An Immigrant’s Story
To celebrate Welcoming Week at the James J. Hill Center, we spoke to Jessica Sutherland, Program Supervisor at the James J. Hill House, to learn about James J. Hill’s arrival in St. Paul as a Canadian immigrant.
What was St. Paul like in 1856, when James J. Hill arrived here?
St. Paul was a frontier village by the Mississippi River in 1856, with a population of around 10,000. Minnesota was still two years away from statehood, and only two houses had been built on Summit Avenue, where James J. Hill would later build his own mansion (ironically, Hill would later purchase these first two homes and demolish them to build his Summit Avenue mansion). St. Paul’s status as the northern most navigable point on the Mississippi River made it an ideal jumping off point for people wanting to be involved in the shipping industry.
What was life like for immigrants coming to St. Paul at that time?
Life would’ve been difficult for immigrants coming to St. Paul; it was a rough town, with the arm of the law quite short, but the promise of a new beginning and more opportunities for advancement were enticing.
How was James J. Hill similar or different from other immigrants at that time?
Hill had a private school education until the age of 14, so he was likely better educated than many of the immigrants coming to St. Paul at the time. His ability to both do manual labor and write in a fair hand, figure accurately and network with the right people was an integral part of getting his first job in St. Paul. But I think all of the immigrants coming were all looking to chase the American Dream.
What was Mr. Hill’s first job in St. Paul?
Hill’s first job in St. Paul was as a “mud clerk,” which was the term for an entry-level shipping clerk who would stand in the mud at the edge of the Mississippi River and document the goods being loaded and unloaded.
What kind of business person was Mr. Hill?
I think that Hill had a public persona that was very different than his private one.
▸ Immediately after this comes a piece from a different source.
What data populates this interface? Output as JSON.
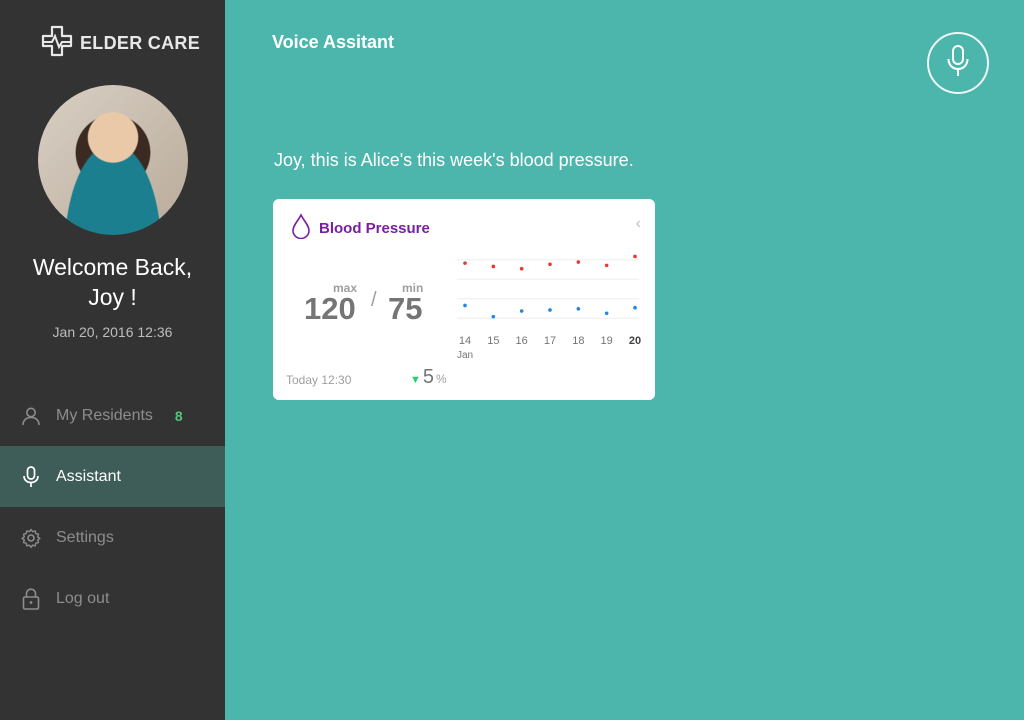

In business, he was exacting, detail-oriented, hardworking, and no-nonsense. He was known for being difficult to work with because he held his employees to the same high standards that he held himself. But he also wasn’t the kind of leader or business owner who stayed in his “ivory tower”; he was very actively out on the front lines of his business. And I also think he was rewarded with a great deal of loyalty from his staff, and with a great deal of trust from his business partners.
What can entrepreneurs today learn from James J. Hill’s story?
I think Hill’s story is about being in the right place at the right time with the right combination of skills, knowledge and ambition to succeed. Hard work does not always equate success—think of the thousands of other immigrants who worked just as hard and didn’t become millionaires.
What is the most interesting thing about James J. Hill that most people don’t already know?
That when he was home with his kids, he was “Papa.” We have very sweet letters between him and his daughter Rachel where he says, “How does it come that you have not written to your poor old papa. I hope you have not forgotten me.” As opposed to a letter he wrote to the manufacturer providing the refrigerator for his home that, “if your work does not do what you have undertaken it shall do, I will tear it out.” Again, there’s that dichotomy of the public versus private persona.
Jessica Sutherland is the Program Supervisor of the James J. Hill House. She has worked for the Minnesota Historical Society (MNHS) for 7 years. For the past three years she has enjoyed supporting her staff in fulfilling MNHS’s mission of transforming lives using the power of history at the Hill House.